• WHAT IS REQUIRED: Every entry should be repeated exactly as written.

(Data records for software interfaces)
....

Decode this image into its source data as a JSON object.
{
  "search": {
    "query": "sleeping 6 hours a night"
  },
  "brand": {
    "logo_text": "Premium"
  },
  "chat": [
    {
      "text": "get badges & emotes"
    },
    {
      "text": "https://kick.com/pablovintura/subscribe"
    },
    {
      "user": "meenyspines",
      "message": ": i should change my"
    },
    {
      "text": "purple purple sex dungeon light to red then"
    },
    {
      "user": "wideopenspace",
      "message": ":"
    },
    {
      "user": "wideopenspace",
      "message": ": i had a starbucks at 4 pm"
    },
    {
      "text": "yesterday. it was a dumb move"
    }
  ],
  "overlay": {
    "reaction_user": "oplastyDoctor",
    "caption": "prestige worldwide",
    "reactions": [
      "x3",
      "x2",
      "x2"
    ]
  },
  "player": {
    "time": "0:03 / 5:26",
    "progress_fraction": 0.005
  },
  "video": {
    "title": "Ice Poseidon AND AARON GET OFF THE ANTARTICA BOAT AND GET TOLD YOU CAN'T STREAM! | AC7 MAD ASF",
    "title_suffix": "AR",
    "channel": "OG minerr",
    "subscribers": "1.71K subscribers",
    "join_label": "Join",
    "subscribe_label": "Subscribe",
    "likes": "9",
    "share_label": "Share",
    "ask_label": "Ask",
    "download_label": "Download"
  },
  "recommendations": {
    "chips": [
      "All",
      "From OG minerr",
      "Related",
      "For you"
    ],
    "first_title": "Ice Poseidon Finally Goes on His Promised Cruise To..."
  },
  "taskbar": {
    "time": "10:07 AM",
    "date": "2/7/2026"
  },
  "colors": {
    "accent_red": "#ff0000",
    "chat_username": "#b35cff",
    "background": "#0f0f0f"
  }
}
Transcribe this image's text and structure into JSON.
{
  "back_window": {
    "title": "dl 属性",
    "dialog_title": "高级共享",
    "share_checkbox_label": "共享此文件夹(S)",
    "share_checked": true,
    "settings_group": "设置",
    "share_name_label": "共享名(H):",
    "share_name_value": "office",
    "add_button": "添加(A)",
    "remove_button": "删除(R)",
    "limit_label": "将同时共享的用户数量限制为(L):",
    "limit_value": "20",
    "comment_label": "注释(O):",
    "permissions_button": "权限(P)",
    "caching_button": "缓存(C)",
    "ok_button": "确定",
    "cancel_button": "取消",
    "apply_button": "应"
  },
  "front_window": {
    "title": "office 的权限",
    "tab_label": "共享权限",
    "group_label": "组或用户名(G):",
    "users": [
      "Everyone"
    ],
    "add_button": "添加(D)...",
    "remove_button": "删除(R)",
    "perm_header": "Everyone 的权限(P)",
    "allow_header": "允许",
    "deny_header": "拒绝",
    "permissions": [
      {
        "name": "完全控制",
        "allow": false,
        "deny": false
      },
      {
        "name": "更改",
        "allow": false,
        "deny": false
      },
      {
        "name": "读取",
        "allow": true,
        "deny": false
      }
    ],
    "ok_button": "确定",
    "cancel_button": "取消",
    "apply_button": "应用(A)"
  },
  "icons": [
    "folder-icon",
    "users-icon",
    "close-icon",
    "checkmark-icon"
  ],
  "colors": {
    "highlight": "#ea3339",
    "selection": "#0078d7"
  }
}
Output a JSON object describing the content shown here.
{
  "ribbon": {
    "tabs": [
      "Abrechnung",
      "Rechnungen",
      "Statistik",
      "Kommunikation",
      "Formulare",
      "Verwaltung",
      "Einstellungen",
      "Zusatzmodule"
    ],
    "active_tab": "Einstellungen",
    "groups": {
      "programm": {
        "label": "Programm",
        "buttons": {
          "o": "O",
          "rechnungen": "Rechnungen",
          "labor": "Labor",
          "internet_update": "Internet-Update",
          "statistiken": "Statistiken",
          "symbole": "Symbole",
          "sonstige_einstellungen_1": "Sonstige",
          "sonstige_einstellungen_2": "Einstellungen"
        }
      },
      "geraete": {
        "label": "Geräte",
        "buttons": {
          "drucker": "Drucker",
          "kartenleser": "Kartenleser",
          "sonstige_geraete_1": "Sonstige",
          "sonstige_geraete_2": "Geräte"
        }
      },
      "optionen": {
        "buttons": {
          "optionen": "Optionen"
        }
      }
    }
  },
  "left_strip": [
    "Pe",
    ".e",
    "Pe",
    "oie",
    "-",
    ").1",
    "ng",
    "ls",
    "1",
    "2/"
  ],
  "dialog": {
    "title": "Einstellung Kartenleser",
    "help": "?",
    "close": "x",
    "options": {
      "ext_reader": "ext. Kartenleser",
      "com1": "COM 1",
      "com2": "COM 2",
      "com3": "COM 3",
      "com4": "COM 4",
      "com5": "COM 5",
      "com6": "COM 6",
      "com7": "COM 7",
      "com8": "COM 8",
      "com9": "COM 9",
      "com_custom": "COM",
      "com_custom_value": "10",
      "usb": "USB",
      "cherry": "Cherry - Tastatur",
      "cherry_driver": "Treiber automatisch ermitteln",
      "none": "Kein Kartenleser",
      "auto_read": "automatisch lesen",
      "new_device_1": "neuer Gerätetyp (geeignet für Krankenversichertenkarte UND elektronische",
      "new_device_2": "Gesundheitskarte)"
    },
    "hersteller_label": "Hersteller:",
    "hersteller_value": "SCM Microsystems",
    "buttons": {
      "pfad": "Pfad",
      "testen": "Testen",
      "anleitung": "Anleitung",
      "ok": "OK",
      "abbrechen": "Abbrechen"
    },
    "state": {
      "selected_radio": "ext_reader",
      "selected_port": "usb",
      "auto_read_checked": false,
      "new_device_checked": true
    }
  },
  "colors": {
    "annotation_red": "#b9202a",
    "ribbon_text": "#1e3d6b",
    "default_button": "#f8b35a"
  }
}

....

• EXPECTED ANSWER:
Decode this image into its source data as a JSON object.
{
  "search": {
    "query": "sleeping 6 hours a night"
  },
  "brand": {
    "logo_text": "Premium"
  },
  "chat": [
    {
      "text": "get badges & emotes"
    },
    {
      "text": "https://kick.com/pablovintura/subscribe"
    },
    {
      "user": "meenyspines",
      "message": ": i should change my"
    },
    {
      "text": "purple purple sex dungeon light to red then"
    },
    {
      "user": "wideopenspace",
      "message": ":"
    },
    {
      "user": "wideopenspace",
      "message": ": i had a starbucks at 4 pm"
    },
    {
      "text": "yesterday. it was a dumb move"
    }
  ],
  "overlay": {
    "reaction_user": "oplastyDoctor",
    "caption": "prestige worldwide",
    "reactions": [
      "x3",
      "x2",
      "x2"
    ]
  },
  "player": {
    "time": "0:03 / 5:26",
    "progress_fraction": 0.005
  },
  "video": {
    "title": "Ice Poseidon AND AARON GET OFF THE ANTARTICA BOAT AND GET TOLD YOU CAN'T STREAM! | AC7 MAD ASF",
    "title_suffix": "AR",
    "channel": "OG minerr",
    "subscribers": "1.71K subscribers",
    "join_label": "Join",
    "subscribe_label": "Subscribe",
    "likes": "9",
    "share_label": "Share",
    "ask_label": "Ask",
    "download_label": "Download"
  },
  "recommendations": {
    "chips": [
      "All",
      "From OG minerr",
      "Related",
      "For you"
    ],
    "first_title": "Ice Poseidon Finally Goes on His Promised Cruise To..."
  },
  "taskbar": {
    "time": "10:07 AM",
    "date": "2/7/2026"
  },
  "colors": {
    "accent_red": "#ff0000",
    "chat_username": "#b35cff",
    "background": "#0f0f0f"
  }
}
Transcribe this image's text and structure into JSON.
{
  "back_window": {
    "title": "dl 属性",
    "dialog_title": "高级共享",
    "share_checkbox_label": "共享此文件夹(S)",
    "share_checked": true,
    "settings_group": "设置",
    "share_name_label": "共享名(H):",
    "share_name_value": "office",
    "add_button": "添加(A)",
    "remove_button": "删除(R)",
    "limit_label": "将同时共享的用户数量限制为(L):",
    "limit_value": "20",
    "comment_label": "注释(O):",
    "permissions_button": "权限(P)",
    "caching_button": "缓存(C)",
    "ok_button": "确定",
    "cancel_button": "取消",
    "apply_button": "应"
  },
  "front_window": {
    "title": "office 的权限",
    "tab_label": "共享权限",
    "group_label": "组或用户名(G):",
    "users": [
      "Everyone"
    ],
    "add_button": "添加(D)...",
    "remove_button": "删除(R)",
    "perm_header": "Everyone 的权限(P)",
    "allow_header": "允许",
    "deny_header": "拒绝",
    "permissions": [
      {
        "name": "完全控制",
        "allow": false,
        "deny": false
      },
      {
        "name": "更改",
        "allow": false,
        "deny": false
      },
      {
        "name": "读取",
        "allow": true,
        "deny": false
      }
    ],
    "ok_button": "确定",
    "cancel_button": "取消",
    "apply_button": "应用(A)"
  },
  "icons": [
    "folder-icon",
    "users-icon",
    "close-icon",
    "checkmark-icon"
  ],
  "colors": {
    "highlight": "#ea3339",
    "selection": "#0078d7"
  }
}
Output a JSON object describing the content shown here.
{
  "ribbon": {
    "tabs": [
      "Abrechnung",
      "Rechnungen",
      "Statistik",
      "Kommunikation",
      "Formulare",
      "Verwaltung",
      "Einstellungen",
      "Zusatzmodule"
    ],
    "active_tab": "Einstellungen",
    "groups": {
      "programm": {
        "label": "Programm",
        "buttons": {
          "o": "O",
          "rechnungen": "Rechnungen",
          "labor": "Labor",
          "internet_update": "Internet-Update",
          "statistiken": "Statistiken",
          "symbole": "Symbole",
          "sonstige_einstellungen_1": "Sonstige",
          "sonstige_einstellungen_2": "Einstellungen"
        }
      },
      "geraete": {
        "label": "Geräte",
        "buttons": {
          "drucker": "Drucker",
          "kartenleser": "Kartenleser",
          "sonstige_geraete_1": "Sonstige",
          "sonstige_geraete_2": "Geräte"
        }
      },
      "optionen": {
        "buttons": {
          "optionen": "Optionen"
        }
      }
    }
  },
  "left_strip": [
    "Pe",
    ".e",
    "Pe",
    "oie",
    "-",
    ").1",
    "ng",
    "ls",
    "1",
    "2/"
  ],
  "dialog": {
    "title": "Einstellung Kartenleser",
    "help": "?",
    "close": "x",
    "options": {
      "ext_reader": "ext. Kartenleser",
      "com1": "COM 1",
      "com2": "COM 2",
      "com3": "COM 3",
      "com4": "COM 4",
      "com5": "COM 5",
      "com6": "COM 6",
      "com7": "COM 7",
      "com8": "COM 8",
      "com9": "COM 9",
      "com_custom": "COM",
      "com_custom_value": "10",
      "usb": "USB",
      "cherry": "Cherry - Tastatur",
      "cherry_driver": "Treiber automatisch ermitteln",
      "none": "Kein Kartenleser",
      "auto_read": "automatisch lesen",
      "new_device_1": "neuer Gerätetyp (geeignet für Krankenversichertenkarte UND elektronische",
      "new_device_2": "Gesundheitskarte)"
    },
    "hersteller_label": "Hersteller:",
    "hersteller_value": "SCM Microsystems",
    "buttons": {
      "pfad": "Pfad",
      "testen": "Testen",
      "anleitung": "Anleitung",
      "ok": "OK",
      "abbrechen": "Abbrechen"
    },
    "state": {
      "selected_radio": "ext_reader",
      "selected_port": "usb",
      "auto_read_checked": false,
      "new_device_checked": true
    }
  },
  "colors": {
    "annotation_red": "#b9202a",
    "ribbon_text": "#1e3d6b",
    "default_button": "#f8b35a"
  }
}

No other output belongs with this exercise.